Author Bio

April Reinhardt

An admin­istrator for a mutual fund man­age­ment firm, April deals with the writ­ten word daily. She loves to write and plans to author a memoir in the near future. April attend­ed More­head State Uni­ver­sity to pursue a BA degree in Ele­men­tary Edu­ca­tion. ...

MORE FROM APRIL

Cleaning Asphalt Shingles

Most home owners are surprised to learn that the stains they see on their roof are caused by fungus, and do not result from ...

Discover More

Dealing with Early Arrivers

Never post your exact address for a yard sale. When advertising in a newspaper or online a week ahead of the sale, simply ...

Discover More

Cleaning Artwork

Because artwork can accumulate dust, just like anything else in your home, it needs to be cleaned. However, fine artwork ...

Discover More

Cordless, Compact, and Powerful! DeWalt's 18-volt drill-driver kit packs a big punch in a small package, with a powerful high-performance motor tucked away inside a compact design. A great addition to the tool chest of any professional or DIYer! Check out DeWalt 18-Volt Drill/Driver Kit today!

MORE HOME IMPROVEMENT TIPS

Finding Wall Studs

If you are thinking of hanging anything on your walls, then chances are you know that it is best to hang them on a wall stud. ...

Discover More

Repairing Cracked Plaster

It is a sad fact of life that plaster walls will become cracked, or have some fairly nasty holes after a while. Repairing ...

Discover More

Finding Load-Bearing Walls

Most people understand that all exterior walls are load bearing, but it is unsafe to assume that all interior walls are ...

Discover More
Subscribe

FREE SERVICE: Receive an e-mail several times each week with a featured home improvement tip. Enter your address and click "Subscribe."

Comments for this tip:

If you would like to add an image to your comment (not an avatar, but an image to help in making the point of your comment), include the characters [{fig}] in your comment text. You’ll be prompted to upload your image when you submit the comment. Images larger than 600px wide or 1000px tall will be reduced. Up to three images may be included in a comment. All images are subject to review. Commenting privileges may be curtailed if inappropriate images are posted.

What is 8 - 1?

2013-02-03 04:03:01

Pete Laberge

If you think you know where the stud is, but want to make sure... One trick, if you are dealing with drywall (not plaster), is to find an inconspicuous place on the wall, usually either at the very bottom or the very top. Find a very thin diameter nail or large pin. Something about 1.5 inches long. Hammer or press it into the drywall.
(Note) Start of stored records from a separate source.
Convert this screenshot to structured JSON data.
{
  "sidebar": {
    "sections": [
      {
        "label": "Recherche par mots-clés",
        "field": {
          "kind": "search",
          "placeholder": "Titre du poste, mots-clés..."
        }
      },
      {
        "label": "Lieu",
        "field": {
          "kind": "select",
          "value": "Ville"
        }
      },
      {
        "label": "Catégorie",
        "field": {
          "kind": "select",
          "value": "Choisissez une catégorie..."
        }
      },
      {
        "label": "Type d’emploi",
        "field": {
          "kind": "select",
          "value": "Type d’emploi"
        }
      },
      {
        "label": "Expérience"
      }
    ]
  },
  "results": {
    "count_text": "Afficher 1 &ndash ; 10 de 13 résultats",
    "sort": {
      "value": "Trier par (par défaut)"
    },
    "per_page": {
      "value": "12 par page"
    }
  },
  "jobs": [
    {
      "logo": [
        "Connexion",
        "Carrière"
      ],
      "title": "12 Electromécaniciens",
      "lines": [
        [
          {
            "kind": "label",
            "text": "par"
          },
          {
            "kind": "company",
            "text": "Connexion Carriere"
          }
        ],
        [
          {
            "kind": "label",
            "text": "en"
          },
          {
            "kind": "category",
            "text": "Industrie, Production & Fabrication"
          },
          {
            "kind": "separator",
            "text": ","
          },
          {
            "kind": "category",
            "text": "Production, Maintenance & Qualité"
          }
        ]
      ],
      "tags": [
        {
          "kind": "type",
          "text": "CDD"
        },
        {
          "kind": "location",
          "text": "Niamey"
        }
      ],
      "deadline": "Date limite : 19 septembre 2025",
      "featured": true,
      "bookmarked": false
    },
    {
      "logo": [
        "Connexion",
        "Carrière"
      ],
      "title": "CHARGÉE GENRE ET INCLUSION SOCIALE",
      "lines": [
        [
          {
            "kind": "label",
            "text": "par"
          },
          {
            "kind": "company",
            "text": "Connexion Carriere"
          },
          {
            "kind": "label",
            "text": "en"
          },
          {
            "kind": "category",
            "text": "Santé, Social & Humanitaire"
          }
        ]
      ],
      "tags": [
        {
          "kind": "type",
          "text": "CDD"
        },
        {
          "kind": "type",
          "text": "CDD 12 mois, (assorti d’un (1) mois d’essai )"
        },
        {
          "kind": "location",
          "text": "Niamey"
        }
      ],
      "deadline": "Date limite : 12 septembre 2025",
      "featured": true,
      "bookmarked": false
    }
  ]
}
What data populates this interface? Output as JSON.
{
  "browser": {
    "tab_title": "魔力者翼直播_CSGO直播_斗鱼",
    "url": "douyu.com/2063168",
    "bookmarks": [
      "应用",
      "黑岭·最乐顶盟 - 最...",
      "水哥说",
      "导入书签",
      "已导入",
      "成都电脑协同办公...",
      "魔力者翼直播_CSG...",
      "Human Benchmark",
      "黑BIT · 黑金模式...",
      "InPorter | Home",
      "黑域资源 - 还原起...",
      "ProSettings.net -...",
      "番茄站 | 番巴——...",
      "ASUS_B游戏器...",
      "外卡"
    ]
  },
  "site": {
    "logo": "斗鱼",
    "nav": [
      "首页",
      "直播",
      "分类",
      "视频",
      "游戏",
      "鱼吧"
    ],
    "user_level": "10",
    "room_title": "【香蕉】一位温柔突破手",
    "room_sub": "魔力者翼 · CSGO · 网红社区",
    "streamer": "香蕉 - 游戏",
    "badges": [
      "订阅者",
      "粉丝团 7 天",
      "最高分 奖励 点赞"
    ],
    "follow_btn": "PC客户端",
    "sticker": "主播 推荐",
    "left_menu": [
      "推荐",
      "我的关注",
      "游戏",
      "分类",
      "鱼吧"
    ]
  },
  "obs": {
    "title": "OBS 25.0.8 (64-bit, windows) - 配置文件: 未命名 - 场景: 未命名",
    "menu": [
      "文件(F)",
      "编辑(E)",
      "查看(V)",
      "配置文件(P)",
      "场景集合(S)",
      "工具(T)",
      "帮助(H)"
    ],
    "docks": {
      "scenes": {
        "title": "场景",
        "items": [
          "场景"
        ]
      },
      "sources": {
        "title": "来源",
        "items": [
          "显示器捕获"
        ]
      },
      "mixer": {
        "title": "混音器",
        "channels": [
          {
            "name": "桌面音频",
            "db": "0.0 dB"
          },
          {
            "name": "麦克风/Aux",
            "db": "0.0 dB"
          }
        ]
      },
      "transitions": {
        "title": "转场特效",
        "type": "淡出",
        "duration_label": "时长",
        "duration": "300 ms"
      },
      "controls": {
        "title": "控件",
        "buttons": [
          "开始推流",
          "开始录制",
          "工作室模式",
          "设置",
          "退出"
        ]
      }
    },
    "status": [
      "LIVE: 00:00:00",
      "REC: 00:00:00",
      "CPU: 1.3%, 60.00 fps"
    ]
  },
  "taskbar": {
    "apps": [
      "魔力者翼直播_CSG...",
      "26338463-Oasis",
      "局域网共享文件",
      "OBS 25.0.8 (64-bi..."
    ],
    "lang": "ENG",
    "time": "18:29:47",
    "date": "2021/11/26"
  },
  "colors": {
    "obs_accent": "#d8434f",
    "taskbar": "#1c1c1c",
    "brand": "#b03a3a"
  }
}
If it foes through without stopping there is no wood. It it goes through a bit and stops, you have wood underneath. That is where the stud is. You may need to put the pin in about 4 times, left to right, each time 1/2 inch apart.


Subscribe

FREE SERVICE: Receive an e-mail several times each week with a featured home improvement tip. Enter your address and click "Subscribe."

(Your e-mail address is not shared with anyone, ever.)

Links and Sharing
Share